May 18, 2017
2:15 PM - 5:00 PM Overland Park Convention Center 6000 College Blvd
Overland Park, KS
Ethics Minefields Created by the Yates Memo
Speakers: Scott Palecki and Panel Discussion with Alex Schulte and David Green
This session will survey issues and practical problems arising out of the Yates Memo dated September 9, 2015 Issued by Deputy Attorney General Sally Quillian Yates. Topics to be addressed include:
- Scope of representation – KRPC 1.2.
- Organization as client – KRPC 1.13.
- Communications with company employees and other “constituents.”
- Protecting company privilege.
- Up-the-ladder reporting.
- Potential conflicts of interest representing corporation and employees/constituents – KRPC 1.7 and 1.8(b), (g), and (h).
- Dealing with unrepresented persons – KRPC 4.3.
- Fairness to opposing party (the government) and counsel (the DOJ) – KRPC 3.4(f).
- Communication with Person Represented by Counsel – KRPC 4.2.
The September 9, 2015 Yates Memo, the September 13, 2015 Yates Comments, and the June 9, 2016 Assistant Attorney General Bill Baer Comments will be addressed.
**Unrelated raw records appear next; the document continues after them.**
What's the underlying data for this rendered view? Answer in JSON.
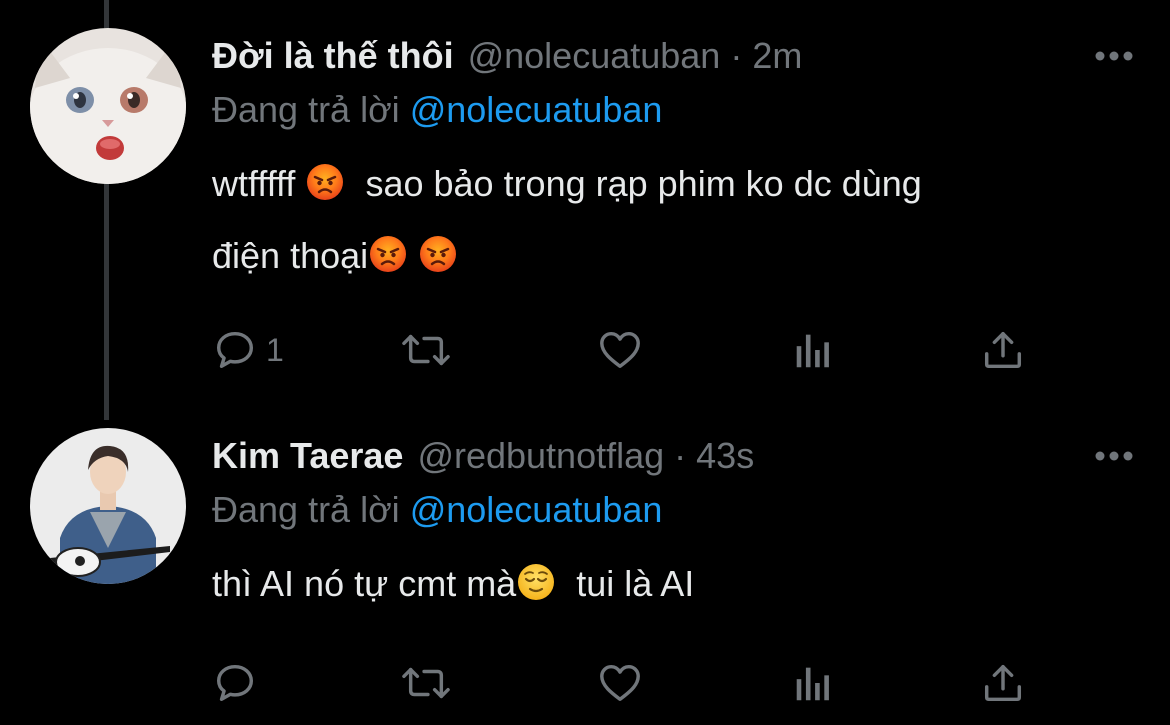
{
  "colors": {
    "background": "#000000",
    "text_primary": "#e7e9ea",
    "text_secondary": "#71767b",
    "mention": "#1d9bf0",
    "thread_line": "#333639"
  },
  "tweets": [
    {
      "display_name": "Đời là thế thôi",
      "handle": "@nolecuatuban",
      "dot": "·",
      "time": "2m",
      "reply_prefix": "Đang trả lời",
      "reply_to": "@nolecuatuban",
      "text_part1": "wtfffff",
      "text_part2": "sao bảo trong rạp phim ko dc dùng",
      "text_part3": "điện thoại",
      "emojis": [
        "angry-face",
        "angry-face",
        "angry-face"
      ],
      "reply_count": "1",
      "avatar": "white-cat-avatar"
    },
    {
      "display_name": "Kim Taerae",
      "handle": "@redbutnotflag",
      "dot": "·",
      "time": "43s",
      "reply_prefix": "Đang trả lời",
      "reply_to": "@nolecuatuban",
      "text_part1": "thì AI nó tự cmt mà",
      "text_part2": "tui là AI",
      "emojis": [
        "relieved-face"
      ],
      "reply_count": "",
      "avatar": "man-with-guitar-avatar"
    }
  ],
  "actions": [
    "reply",
    "retweet",
    "like",
    "views",
    "share"
  ]
}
Ethics rules to be addressed include Kansas Rules of Professional Conduct 1.2, 1.13, 1.7, 1.8, 4.3, 3.4, and 4.2, related interpretive opinions and case law, including the September 2016 Tuomey CEO (Ralph Cox III) $1 million settlement with exclusion; and statutory and common law attorney-client privileges.
Roundup of Current Ethics Issues and Cases and Cybersecurity Ethical Issues
Speakers: Scott Nehrbass and Daniel Buller
- Just how “black-and-white” is that rule against a criminal matter being used as leverage in a civil matter? Compare KRPC Rule 8.4(d) with Colo. R. of Prof’l Conduct 4.5(a) (2008); ABA Ethics Opinion 92-363; Nick Badgerow, Rattling the Saber: The Ethics of Threatening Criminal & Disciplinary Prosecution, 61 J. Mo. B. 13 (Jan. - Feb. 2005); Richmond & Faughnan, Professional Responsibility in Litigation, at pp. 28-56 (2011); In re Pyle, 278 Kan. 230, 91 P.3d 1222 (2004) (involving attorney threat to turn the facts of the case over to the Disciplinary Administrator).
- Total Recall Technologies v Lucky, U.S. Dist. Ct., N.D. Cal, Case No. 15-02281 (April 4, 2016): Disclosure of attorney client privileged communications to non-employee/non-owner business confidant waived privilege.
- ABA Proposes Amendment to MRPC Rule 8.4 to explicitly make discriminatory or harassing conduct a violation of the ethical rules. “Amended Model Rule 8.4 contains new paragraph (g) that establishes a black letter rule prohibiting harassment and discrimination in the practice of law.” – Letter from ABA to Chief Justice Lawton Nuss, September 29, 2016.
- Do I really need to be licensed? Al Jazeera General Counsel fired after press learns he was never licensed in New York. No excuses with Supreme Court Rule 712.
- Robbing a Bank – It will cost you your license … Former Kovatch Mobile Equipment Corp GC Disbarred for Robbing a Bank., Pa. Supreme Court, No. 2253 Disciplinary Docket No. 3 (2016).
- GM Corporate Lawyers Escape Disciplinary Action in Ignition Switch fiasco. March 2016. KRPC 1.6 Confidentiality.
- No good deed goes unpunished: Be careful when helping out-of-state family members with legal problems. In re Panel File 39302, No. A15-2078 (Minn. Sup. Ct. Aug. 31, 2016).
- Is that bonus an excessive fee? Company attempts to use Rule 1.5 to disgorge wages from former in-house counsel. Chism v. Tri-State Construction, Inc., No. 72833-0-1 (Wash. Ct. App. May 9, 2016).
- Cybersecurity Ethical Issues
- Ethical and legal obligations relating to cybersecurity
- The evolving cyber-threat landscape and “reasonable” data security practices
- Brown v. Tellermate Holdings, Ltd., 2014 WL 2987051 (S.D. Ohio). Attorneys need at least a base level understanding of client data and systems and should involve experts when appropriate
- Anatomy of a data breach - the Target and Home Depot data breaches
- Federal and state cybersecurity laws
- Risk Assessment Tools
- Columbia Casualty Co. v. Cottage Health Sys, Sys., Case No. CV 15-03432 DPP (C.D. Cal., July 17, 2015). Lessons from an early cyber insurance case.